Information:
◆ ◆ ◆
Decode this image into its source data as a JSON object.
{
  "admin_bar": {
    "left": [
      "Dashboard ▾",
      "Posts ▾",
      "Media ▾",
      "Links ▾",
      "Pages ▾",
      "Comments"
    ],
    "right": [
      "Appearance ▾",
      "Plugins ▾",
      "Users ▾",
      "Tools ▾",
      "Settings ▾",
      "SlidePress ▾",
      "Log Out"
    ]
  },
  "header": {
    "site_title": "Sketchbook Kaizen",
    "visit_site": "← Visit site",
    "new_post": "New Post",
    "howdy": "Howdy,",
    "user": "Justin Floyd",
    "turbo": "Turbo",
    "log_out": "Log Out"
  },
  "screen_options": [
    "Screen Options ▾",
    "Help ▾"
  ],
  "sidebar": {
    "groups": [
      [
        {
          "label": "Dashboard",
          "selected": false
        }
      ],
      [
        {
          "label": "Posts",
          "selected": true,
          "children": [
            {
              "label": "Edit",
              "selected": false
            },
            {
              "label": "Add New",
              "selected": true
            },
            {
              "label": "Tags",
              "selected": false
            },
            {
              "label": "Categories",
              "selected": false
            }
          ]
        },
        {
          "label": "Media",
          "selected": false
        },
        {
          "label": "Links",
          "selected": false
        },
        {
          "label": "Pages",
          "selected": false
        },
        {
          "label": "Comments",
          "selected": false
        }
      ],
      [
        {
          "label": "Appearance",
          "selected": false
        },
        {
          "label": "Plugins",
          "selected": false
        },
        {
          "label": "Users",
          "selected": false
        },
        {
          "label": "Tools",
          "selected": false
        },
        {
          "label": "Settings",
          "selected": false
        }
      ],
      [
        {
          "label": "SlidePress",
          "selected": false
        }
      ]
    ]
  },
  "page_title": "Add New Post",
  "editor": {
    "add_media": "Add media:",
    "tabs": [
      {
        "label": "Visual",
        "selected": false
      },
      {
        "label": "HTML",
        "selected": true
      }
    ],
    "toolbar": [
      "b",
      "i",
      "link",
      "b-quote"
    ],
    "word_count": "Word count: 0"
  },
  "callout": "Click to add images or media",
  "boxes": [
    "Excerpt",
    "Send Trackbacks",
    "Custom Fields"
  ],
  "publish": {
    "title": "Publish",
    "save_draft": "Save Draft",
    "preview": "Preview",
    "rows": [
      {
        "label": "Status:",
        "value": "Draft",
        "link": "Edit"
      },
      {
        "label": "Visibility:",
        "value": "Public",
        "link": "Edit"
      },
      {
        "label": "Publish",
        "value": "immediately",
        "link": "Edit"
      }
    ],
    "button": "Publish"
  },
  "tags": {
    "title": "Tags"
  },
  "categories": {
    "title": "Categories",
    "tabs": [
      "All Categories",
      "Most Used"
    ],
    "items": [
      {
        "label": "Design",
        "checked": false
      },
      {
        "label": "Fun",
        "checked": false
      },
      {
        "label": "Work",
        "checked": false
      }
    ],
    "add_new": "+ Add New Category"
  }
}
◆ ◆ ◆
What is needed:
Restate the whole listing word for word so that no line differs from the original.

Answer:
Decode this image into its source data as a JSON object.
{
  "admin_bar": {
    "left": [
      "Dashboard ▾",
      "Posts ▾",
      "Media ▾",
      "Links ▾",
      "Pages ▾",
      "Comments"
    ],
    "right": [
      "Appearance ▾",
      "Plugins ▾",
      "Users ▾",
      "Tools ▾",
      "Settings ▾",
      "SlidePress ▾",
      "Log Out"
    ]
  },
  "header": {
    "site_title": "Sketchbook Kaizen",
    "visit_site": "← Visit site",
    "new_post": "New Post",
    "howdy": "Howdy,",
    "user": "Justin Floyd",
    "turbo": "Turbo",
    "log_out": "Log Out"
  },
  "screen_options": [
    "Screen Options ▾",
    "Help ▾"
  ],
  "sidebar": {
    "groups": [
      [
        {
          "label": "Dashboard",
          "selected": false
        }
      ],
      [
        {
          "label": "Posts",
          "selected": true,
          "children": [
            {
              "label": "Edit",
              "selected": false
            },
            {
              "label": "Add New",
              "selected": true
            },
            {
              "label": "Tags",
              "selected": false
            },
            {
              "label": "Categories",
              "selected": false
            }
          ]
        },
        {
          "label": "Media",
          "selected": false
        },
        {
          "label": "Links",
          "selected": false
        },
        {
          "label": "Pages",
          "selected": false
        },
        {
          "label": "Comments",
          "selected": false
        }
      ],
      [
        {
          "label": "Appearance",
          "selected": false
        },
        {
          "label": "Plugins",
          "selected": false
        },
        {
          "label": "Users",
          "selected": false
        },
        {
          "label": "Tools",
          "selected": false
        },
        {
          "label": "Settings",
          "selected": false
        }
      ],
      [
        {
          "label": "SlidePress",
          "selected": false
        }
      ]
    ]
  },
  "page_title": "Add New Post",
  "editor": {
    "add_media": "Add media:",
    "tabs": [
      {
        "label": "Visual",
        "selected": false
      },
      {
        "label": "HTML",
        "selected": true
      }
    ],
    "toolbar": [
      "b",
      "i",
      "link",
      "b-quote"
    ],
    "word_count": "Word count: 0"
  },
  "callout": "Click to add images or media",
  "boxes": [
    "Excerpt",
    "Send Trackbacks",
    "Custom Fields"
  ],
  "publish": {
    "title": "Publish",
    "save_draft": "Save Draft",
    "preview": "Preview",
    "rows": [
      {
        "label": "Status:",
        "value": "Draft",
        "link": "Edit"
      },
      {
        "label": "Visibility:",
        "value": "Public",
        "link": "Edit"
      },
      {
        "label": "Publish",
        "value": "immediately",
        "link": "Edit"
      }
    ],
    "button": "Publish"
  },
  "tags": {
    "title": "Tags"
  },
  "categories": {
    "title": "Categories",
    "tabs": [
      "All Categories",
      "Most Used"
    ],
    "items": [
      {
        "label": "Design",
        "checked": false
      },
      {
        "label": "Fun",
        "checked": false
      },
      {
        "label": "Work",
        "checked": false
      }
    ],
    "add_new": "+ Add New Category"
  }
}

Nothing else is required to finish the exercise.